Jaguar's stablemate at Oak Ridge, named Kraken, was ranked No. 3 with a speed of 831.7 teraflops or trillions of calculations per second. That makes the National Science Foundation-funded, Cray-built supercomputer owned by the University of Tennessee and the National Institute for Computational Sciences the top "academic" supercomputer in the world.
The U.S. Department of Energy owns both Jaguar and Roadrunner, but uses them for different purposes. Jaguar is an "open science" tool for peer-reviewed research on a wide range of subjects. Roadrunner is devoted to the complex and classified evaluation of U.S. nuclear weapons.
"That tells you that science is really important, particularly for tackling some of the biggest challenges that we are facing today," said Thomas Zacharia, the Oak Ridge Lab's deputy director for science and technology.
"When you make these big trillion-dollar bets on energy, it needs to be informed by the best climate science," he said. "This machine is at the intersection of better climate change science and energy technology policy."
Computer scientist Jack Dongarra at the University of Tennessee, who compiles the TOP500 list with colleagues at the University of Mannheim in Germany and the Lawrence Berkeley National Laboratory, noted this is not the first time an "open science" machine has led the list.
"No, the Japanese Earth Simulator was an 'open science' machine and was on the Top500 for a number of years," he said.
Ray Orbach, a former DOE undersecretary for science, said the DOE's National Nuclear Security Administration has supercomputers in development that will likely leapfrog Jaguar in the next ranking. He believes they rightly "should be" faster considering their purpose.
"The real issue is whether the United States is in front (of other nations) because high-end computing is so important for industry and science," said Orbach, now director of an energy institute at the University of Texas in Austin.

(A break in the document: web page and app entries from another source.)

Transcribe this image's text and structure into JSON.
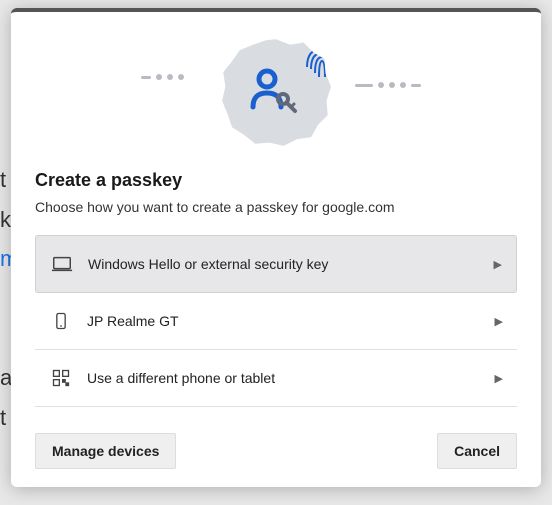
{
  "dialog": {
    "title": "Create a passkey",
    "subtitle": "Choose how you want to create a passkey for google.com",
    "options": [
      {
        "icon": "laptop-icon",
        "label": "Windows Hello or external security key",
        "selected": true
      },
      {
        "icon": "phone-icon",
        "label": "JP Realme GT",
        "selected": false
      },
      {
        "icon": "qr-icon",
        "label": "Use a different phone or tablet",
        "selected": false
      }
    ],
    "buttons": {
      "manage": "Manage devices",
      "cancel": "Cancel"
    }
  }
}
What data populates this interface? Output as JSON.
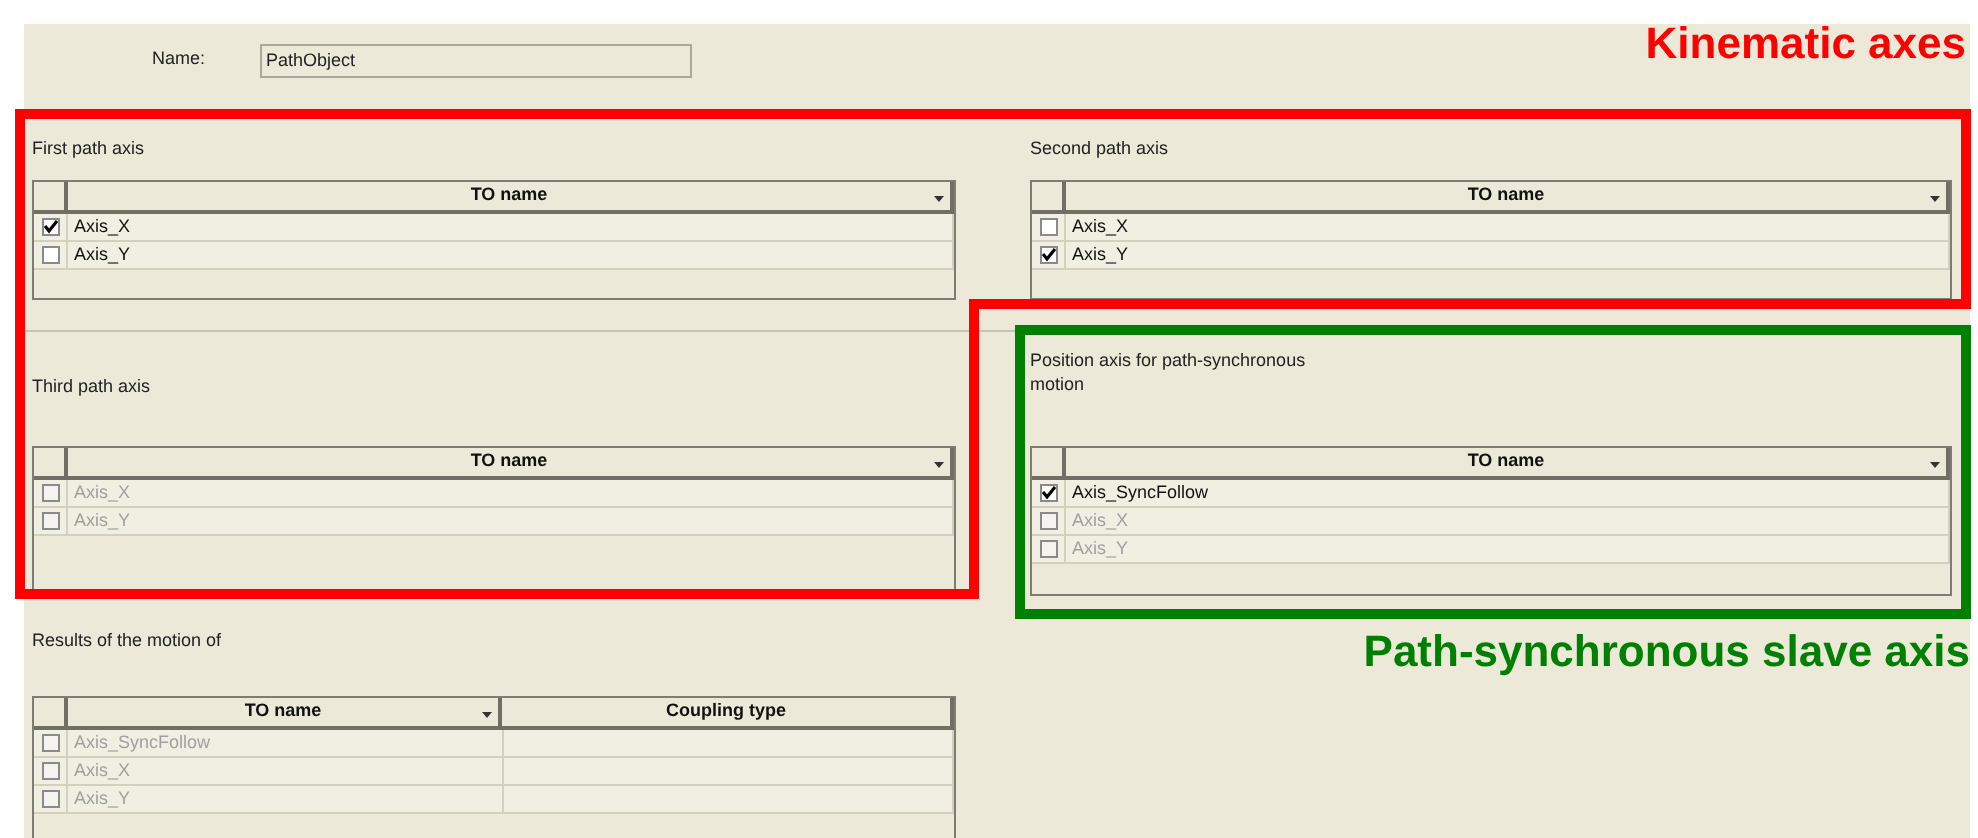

In 2002, the Japanese Earth Simulator was 100 times faster than anything in the United States, said Orbach, adding he never dreamed of reaching petaflop speed by 2009 when he helped set the course five years ago for what has become a dramatic increase in U.S. computing capability — roughly doubling in speed ever 9 months.
The questions scientists are hoping to solve with these machines run the gamut from the origins of the universe to the science of soap bubbles.
The National Oceanic and Atmospheric Administration, for instance, is using the Oak Ridge computers to develop high-resolution models to predict climate change on a regional scale. The University of Tennessee and the Oak Ridge Lab are studying the interaction of enzymes in plant cell walls to develop a new generation of ethanol. And Argonne National Laboratory and Oak Ridge Lab are developing new algorithms for fast reactors that would produce smaller amounts of nuclear waste.
Meanwhile, demand for Jaguar continues to build. Some 1 billion processor hours have been awarded to researchers on Jaguar in 2010, less than half of the amount requested.
"Science is moving more toward higher levels of complexity," said Arden Bement, director of the National Science Foundation. "Now, in some cases because of the difficulty involved in solving these grand challenges, one almost has to have a visual conception because the brain can't process so many bits of information."